WHAT YOU NEED TO DO: Search the data for the word "value" and copy every line that contains it.

**** SOURCE MATERIAL

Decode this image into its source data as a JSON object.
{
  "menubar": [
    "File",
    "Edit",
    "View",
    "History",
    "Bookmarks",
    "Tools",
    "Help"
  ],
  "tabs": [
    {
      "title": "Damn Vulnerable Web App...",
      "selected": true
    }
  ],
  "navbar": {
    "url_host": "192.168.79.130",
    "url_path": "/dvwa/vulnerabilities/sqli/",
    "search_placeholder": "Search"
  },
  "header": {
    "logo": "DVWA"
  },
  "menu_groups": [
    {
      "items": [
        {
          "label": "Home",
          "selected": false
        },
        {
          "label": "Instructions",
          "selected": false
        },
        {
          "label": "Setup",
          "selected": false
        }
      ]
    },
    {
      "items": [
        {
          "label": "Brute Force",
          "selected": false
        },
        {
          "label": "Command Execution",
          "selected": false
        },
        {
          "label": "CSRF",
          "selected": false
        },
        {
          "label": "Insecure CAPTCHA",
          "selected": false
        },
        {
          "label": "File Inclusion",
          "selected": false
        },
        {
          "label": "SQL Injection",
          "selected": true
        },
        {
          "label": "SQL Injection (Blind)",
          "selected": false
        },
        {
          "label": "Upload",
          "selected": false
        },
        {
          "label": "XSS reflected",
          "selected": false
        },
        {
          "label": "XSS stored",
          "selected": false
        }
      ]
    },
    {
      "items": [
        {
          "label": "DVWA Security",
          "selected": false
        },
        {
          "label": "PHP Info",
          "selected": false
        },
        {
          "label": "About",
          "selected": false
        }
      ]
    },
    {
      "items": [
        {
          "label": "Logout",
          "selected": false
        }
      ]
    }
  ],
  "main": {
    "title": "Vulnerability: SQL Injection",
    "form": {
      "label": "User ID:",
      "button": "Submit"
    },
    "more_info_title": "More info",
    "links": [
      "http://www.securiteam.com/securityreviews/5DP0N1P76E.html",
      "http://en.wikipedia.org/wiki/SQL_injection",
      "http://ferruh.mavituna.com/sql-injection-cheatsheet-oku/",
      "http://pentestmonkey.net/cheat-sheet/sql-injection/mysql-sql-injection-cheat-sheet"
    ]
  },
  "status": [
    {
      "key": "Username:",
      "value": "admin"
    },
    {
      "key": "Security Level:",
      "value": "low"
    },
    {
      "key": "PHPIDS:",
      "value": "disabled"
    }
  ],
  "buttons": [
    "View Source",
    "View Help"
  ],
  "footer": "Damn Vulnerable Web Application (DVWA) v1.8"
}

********

SOLUTION FOR THIS EXERCISE:
      "value": "admin"
      "value": "low"
      "value": "disabled"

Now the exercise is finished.